Published : 08.10.2022
Last Updated : 05.24.2023
Recently, a dating app dedicated to pairing up anti-vaccination individuals experienced massive data exposure due to an alleged ‘hasty set-up’ and absence of basic security protocols. The dating app, Unjected, allowed access to the admin dashboard, which had been left entirely unsecured and in debug mode. As a result, the researchers got incredible access, including the ability to view and modify private account details, edit posts, and access backups without administrator authentication. The discovery was made after GeopJr noticed that Unjected’s web application framework had been left in debug mode, allowing them to learn pertinent information “that someone with malicious intent could abuse.”
That’s right, all it took was a few minutes before security researchers could take advantage of a misconfiguration to escalate privileges. This massive misconfiguration was first noted by The Daily Dot and even confirmed by a researcher under the name ‘GeopJr.’ The researcher created an account and discovered the admin feature required no authentication, meaning GeopJr could access any user’s profile, edit their information, or steal it. Administrative privileges are reserved for basic maintenance and oversight of the app, so GeopJr’s test account was able to “reply to and delete help center tickets and reported posts.” GeopJr could gain access to data, such as the site’s backups, and gain permissions, like downloading or deleting the data. GeopJr was able to give away $15 per month subscriptions to Unjected. The harmful possibilities are endless when the wrong person discovers a cloud misconfiguration.
This is a wake-up call to other organizations that have critical assets on cloud services.
Admin privileges are the golden ticket. They are comparable to ‘owner’ permissions or * permission. The previous all have one thing in common: they allow an identity to have free reign over an environment. Unjected is not the first and certainly not the last organization to run into danger with a misconfiguration leading to excessive = privileges. Whether it is a lack of authentication to adopt these types of privileges or an organization ignorantly, yet intentionally, offering up the blanket privilege to an identity for the sake of ease, many organizations get themselves into trouble this way. It is not difficult for an attacker to infiltrate your environment and find the right role or identity that will give them the access they want.
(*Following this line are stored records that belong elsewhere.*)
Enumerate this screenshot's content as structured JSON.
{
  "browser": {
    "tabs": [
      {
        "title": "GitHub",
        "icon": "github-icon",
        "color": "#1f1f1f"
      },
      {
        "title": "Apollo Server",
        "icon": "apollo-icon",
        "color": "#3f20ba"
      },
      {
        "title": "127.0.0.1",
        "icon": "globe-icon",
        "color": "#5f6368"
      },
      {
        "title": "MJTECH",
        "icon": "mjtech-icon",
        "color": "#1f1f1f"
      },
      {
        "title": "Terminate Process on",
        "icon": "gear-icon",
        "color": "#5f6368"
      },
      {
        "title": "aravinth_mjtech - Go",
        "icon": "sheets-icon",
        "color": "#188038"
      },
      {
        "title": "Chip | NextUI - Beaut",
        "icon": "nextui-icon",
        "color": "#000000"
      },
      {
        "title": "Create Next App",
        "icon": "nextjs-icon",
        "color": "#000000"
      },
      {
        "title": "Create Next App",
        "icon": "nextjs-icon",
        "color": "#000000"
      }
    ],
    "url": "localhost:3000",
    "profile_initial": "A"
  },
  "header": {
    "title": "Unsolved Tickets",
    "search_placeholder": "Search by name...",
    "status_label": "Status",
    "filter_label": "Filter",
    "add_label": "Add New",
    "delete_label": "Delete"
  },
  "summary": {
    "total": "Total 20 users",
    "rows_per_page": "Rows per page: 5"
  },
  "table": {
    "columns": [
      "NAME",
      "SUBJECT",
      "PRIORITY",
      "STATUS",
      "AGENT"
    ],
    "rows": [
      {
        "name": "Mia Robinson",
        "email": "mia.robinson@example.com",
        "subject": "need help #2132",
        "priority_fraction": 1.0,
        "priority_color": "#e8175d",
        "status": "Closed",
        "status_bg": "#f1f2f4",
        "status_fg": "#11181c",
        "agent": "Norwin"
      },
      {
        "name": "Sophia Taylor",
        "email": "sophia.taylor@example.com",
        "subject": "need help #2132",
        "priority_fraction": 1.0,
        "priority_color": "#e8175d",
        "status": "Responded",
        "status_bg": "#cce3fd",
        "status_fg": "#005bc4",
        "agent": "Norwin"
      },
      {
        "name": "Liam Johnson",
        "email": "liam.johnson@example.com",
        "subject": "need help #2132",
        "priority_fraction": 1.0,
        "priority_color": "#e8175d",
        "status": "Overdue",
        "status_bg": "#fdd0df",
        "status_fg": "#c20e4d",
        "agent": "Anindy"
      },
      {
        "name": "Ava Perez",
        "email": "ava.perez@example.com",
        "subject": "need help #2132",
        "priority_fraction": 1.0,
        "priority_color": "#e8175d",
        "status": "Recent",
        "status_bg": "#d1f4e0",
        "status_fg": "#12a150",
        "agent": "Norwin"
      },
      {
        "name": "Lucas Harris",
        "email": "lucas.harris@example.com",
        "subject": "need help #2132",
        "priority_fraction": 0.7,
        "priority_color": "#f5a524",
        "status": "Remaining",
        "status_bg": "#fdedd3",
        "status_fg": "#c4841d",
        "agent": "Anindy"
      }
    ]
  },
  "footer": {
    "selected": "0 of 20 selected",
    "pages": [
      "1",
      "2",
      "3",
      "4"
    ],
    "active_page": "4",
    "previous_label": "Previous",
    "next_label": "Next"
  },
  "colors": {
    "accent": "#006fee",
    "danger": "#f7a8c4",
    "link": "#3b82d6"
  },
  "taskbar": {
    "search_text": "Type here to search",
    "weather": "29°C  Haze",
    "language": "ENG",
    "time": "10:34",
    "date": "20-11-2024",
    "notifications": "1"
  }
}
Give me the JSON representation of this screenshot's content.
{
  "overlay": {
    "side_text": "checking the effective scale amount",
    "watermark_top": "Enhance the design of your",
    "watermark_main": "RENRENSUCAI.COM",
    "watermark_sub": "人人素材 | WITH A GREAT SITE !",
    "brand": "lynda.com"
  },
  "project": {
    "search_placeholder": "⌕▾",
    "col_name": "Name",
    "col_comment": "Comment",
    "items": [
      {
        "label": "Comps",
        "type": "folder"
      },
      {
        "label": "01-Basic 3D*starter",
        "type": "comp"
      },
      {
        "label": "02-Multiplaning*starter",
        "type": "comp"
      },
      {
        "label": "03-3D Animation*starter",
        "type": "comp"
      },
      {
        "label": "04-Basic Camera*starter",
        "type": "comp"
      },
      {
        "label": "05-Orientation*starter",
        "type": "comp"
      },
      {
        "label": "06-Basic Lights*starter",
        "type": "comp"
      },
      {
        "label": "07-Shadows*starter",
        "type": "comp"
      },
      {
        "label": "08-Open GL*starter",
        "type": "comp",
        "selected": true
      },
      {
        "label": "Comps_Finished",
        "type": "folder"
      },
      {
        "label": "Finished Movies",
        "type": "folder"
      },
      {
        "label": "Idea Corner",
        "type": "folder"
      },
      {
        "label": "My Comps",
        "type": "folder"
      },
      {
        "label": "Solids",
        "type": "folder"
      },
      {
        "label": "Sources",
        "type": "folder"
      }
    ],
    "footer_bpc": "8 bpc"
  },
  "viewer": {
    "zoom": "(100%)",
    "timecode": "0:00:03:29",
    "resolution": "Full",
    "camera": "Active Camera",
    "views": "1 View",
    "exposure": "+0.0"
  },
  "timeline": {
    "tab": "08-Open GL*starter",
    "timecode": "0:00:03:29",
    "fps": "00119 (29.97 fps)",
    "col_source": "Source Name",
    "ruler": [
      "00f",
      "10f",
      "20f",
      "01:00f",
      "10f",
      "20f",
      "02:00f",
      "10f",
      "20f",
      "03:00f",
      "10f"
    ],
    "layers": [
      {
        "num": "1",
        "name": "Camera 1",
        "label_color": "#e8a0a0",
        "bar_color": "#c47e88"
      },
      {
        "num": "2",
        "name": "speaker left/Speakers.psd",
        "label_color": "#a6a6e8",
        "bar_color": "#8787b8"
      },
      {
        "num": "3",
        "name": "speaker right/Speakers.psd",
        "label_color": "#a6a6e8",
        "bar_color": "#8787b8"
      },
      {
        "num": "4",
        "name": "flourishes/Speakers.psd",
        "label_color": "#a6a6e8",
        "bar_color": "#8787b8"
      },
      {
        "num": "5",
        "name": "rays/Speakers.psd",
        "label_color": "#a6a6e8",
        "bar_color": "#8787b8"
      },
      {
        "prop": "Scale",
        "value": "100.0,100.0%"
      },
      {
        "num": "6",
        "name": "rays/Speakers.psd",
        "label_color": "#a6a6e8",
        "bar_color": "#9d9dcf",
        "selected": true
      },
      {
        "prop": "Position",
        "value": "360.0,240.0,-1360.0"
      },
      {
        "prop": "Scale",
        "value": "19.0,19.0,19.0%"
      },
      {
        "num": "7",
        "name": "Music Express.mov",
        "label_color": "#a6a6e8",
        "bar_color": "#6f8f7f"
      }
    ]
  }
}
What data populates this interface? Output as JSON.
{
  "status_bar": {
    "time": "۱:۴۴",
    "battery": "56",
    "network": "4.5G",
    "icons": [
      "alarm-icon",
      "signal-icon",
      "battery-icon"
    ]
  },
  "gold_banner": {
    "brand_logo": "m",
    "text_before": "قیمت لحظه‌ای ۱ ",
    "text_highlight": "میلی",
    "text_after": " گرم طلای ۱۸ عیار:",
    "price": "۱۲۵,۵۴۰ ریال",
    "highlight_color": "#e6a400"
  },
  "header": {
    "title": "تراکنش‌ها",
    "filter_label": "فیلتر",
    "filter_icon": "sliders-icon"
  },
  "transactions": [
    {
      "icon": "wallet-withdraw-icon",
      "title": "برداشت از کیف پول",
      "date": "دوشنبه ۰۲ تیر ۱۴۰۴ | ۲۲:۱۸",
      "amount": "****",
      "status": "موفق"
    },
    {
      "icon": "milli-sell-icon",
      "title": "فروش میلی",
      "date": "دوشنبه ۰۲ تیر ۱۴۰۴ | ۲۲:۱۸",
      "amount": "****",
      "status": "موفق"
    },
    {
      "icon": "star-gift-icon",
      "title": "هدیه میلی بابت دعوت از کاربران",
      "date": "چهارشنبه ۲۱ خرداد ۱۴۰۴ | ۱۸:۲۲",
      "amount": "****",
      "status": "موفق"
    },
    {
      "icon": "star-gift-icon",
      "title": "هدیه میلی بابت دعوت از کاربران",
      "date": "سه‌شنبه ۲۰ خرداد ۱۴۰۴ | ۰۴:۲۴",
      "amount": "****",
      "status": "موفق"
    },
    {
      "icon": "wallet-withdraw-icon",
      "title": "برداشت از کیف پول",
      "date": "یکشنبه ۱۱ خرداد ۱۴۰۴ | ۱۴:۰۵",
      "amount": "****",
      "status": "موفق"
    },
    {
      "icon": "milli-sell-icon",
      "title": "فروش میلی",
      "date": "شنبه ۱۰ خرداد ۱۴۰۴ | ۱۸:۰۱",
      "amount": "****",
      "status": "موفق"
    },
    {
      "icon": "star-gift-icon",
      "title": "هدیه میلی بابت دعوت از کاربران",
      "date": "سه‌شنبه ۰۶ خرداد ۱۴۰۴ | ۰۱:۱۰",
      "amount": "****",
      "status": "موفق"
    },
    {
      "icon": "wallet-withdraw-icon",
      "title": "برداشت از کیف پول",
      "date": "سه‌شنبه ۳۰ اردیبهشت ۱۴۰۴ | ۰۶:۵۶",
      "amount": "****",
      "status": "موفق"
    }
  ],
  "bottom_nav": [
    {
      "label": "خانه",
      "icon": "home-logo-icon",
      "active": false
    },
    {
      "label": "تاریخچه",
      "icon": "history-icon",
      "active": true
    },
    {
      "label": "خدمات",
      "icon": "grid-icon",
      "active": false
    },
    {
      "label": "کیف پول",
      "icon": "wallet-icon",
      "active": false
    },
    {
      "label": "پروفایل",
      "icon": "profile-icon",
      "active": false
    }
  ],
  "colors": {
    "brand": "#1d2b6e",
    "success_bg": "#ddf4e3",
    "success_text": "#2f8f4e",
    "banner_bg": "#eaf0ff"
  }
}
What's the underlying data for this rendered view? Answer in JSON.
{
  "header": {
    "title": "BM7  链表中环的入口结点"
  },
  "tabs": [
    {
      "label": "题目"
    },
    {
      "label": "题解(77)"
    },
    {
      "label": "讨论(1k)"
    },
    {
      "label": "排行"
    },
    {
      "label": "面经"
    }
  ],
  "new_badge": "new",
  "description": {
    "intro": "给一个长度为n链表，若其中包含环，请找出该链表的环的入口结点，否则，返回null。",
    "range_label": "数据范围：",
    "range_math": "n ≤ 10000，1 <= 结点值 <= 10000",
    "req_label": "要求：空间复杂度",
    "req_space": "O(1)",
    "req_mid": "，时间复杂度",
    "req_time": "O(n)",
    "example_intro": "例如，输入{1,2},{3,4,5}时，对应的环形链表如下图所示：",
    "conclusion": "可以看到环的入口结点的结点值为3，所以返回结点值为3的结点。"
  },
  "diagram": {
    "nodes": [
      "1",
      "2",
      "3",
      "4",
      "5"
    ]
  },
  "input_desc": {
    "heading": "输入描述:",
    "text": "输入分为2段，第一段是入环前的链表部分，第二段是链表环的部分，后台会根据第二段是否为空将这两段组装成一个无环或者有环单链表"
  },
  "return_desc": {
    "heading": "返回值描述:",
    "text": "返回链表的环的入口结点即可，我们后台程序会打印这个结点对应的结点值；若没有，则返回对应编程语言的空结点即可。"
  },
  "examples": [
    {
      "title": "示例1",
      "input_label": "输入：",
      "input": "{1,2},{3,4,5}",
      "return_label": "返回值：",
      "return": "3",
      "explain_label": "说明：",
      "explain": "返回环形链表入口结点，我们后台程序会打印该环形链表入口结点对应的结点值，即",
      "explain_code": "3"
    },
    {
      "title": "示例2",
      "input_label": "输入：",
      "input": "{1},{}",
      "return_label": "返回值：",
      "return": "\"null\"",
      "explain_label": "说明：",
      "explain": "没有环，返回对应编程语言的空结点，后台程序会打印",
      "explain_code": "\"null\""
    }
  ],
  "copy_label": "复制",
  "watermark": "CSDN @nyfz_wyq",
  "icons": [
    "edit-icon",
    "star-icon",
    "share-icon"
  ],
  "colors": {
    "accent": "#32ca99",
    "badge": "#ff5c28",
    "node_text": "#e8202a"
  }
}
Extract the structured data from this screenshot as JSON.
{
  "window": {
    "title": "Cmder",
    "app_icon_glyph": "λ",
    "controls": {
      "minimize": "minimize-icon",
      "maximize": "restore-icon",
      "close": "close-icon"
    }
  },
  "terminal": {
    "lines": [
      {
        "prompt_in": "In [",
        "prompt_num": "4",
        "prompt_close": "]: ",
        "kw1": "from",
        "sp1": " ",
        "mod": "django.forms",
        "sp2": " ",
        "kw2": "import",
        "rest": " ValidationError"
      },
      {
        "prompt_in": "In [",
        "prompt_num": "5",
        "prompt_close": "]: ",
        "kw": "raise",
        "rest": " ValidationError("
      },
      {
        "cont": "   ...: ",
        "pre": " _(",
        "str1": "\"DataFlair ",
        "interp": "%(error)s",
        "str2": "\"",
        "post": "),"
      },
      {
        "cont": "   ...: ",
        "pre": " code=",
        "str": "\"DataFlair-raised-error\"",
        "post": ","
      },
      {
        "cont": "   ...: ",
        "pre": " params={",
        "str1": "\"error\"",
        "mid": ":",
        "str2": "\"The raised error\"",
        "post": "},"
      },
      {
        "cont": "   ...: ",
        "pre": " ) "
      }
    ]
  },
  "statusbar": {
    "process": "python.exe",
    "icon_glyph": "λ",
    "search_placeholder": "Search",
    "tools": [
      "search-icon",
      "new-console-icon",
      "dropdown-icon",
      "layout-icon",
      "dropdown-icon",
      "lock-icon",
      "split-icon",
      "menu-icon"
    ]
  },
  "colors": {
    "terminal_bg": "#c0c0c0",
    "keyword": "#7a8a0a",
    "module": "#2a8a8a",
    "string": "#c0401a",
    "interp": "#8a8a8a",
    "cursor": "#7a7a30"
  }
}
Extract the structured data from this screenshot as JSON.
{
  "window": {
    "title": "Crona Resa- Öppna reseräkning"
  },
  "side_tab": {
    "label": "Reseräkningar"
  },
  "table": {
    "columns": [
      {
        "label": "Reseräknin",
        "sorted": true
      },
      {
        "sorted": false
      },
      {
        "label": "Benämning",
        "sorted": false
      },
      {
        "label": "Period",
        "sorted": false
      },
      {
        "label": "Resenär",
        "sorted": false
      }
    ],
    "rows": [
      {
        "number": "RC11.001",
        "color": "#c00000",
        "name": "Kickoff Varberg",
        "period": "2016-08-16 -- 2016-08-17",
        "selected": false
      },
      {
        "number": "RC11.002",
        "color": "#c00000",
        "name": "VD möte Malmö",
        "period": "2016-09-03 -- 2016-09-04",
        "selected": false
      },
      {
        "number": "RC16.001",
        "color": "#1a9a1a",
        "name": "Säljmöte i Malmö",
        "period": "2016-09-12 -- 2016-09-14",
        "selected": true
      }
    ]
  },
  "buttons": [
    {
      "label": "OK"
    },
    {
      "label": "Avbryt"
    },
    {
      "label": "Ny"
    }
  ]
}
While not requiring authentication to access admin privileges is a simple misconfiguration, its impact is truly one of the most dangerous. Such a simple mistake can cost your organization.
In fact, it may not be a new source of threat, but it has emerged as one of the most widespread: Nine out of 10 organizations are vulnerable to cloud misconfiguration-linked breaches. These breaches cost enterprises $3.18 trillion annually, with 21.2 billion records exposed. Keep in mind that these numbers are extremely conservative as 99% of all misconfigurations in the public cloud go unreported. Add to this the fact that 74% of data breaches start with abuse of access. Governance over these kinds of mistakes can be a tall order, especially at scale, hence the increasing adoption of cloud-focused identity solutions.
This misconfiguration is really a nightmare for the organization and its clients.
Misconfigurations are one of the primary challenges faced by organizations leading to data breaches like this one. As we’ve learned over the years that even the most sophisticated and well-funded organizations have had their issues.
Organizations can minimize risk by first identifying the misconfigurations leading to unauthorized privileges. It is essential for not just data owners but also cloud operations, security, and audit teams, to recognize these risks to maximize their control, security and governance. If your organization doesn’t have complete and continuous visibility of the identities and data in your cloud and their entitlements, then how can you effectively protect the data that resides within it?
Identity and data security should take root in the center of any cloud security strategy, but total cloud security doesn’t end there. The four major pillars relating to the cloud, identity, data, platform, and workload, do not function in isolation. In fact, they all influence and connect to each other, so your security program should consider the context of how they relate to each other when building a security strategy. If you’re interested in learning more about total cloud security, explore our platform, or read more about managing misconfigured identities in our dedicated blog.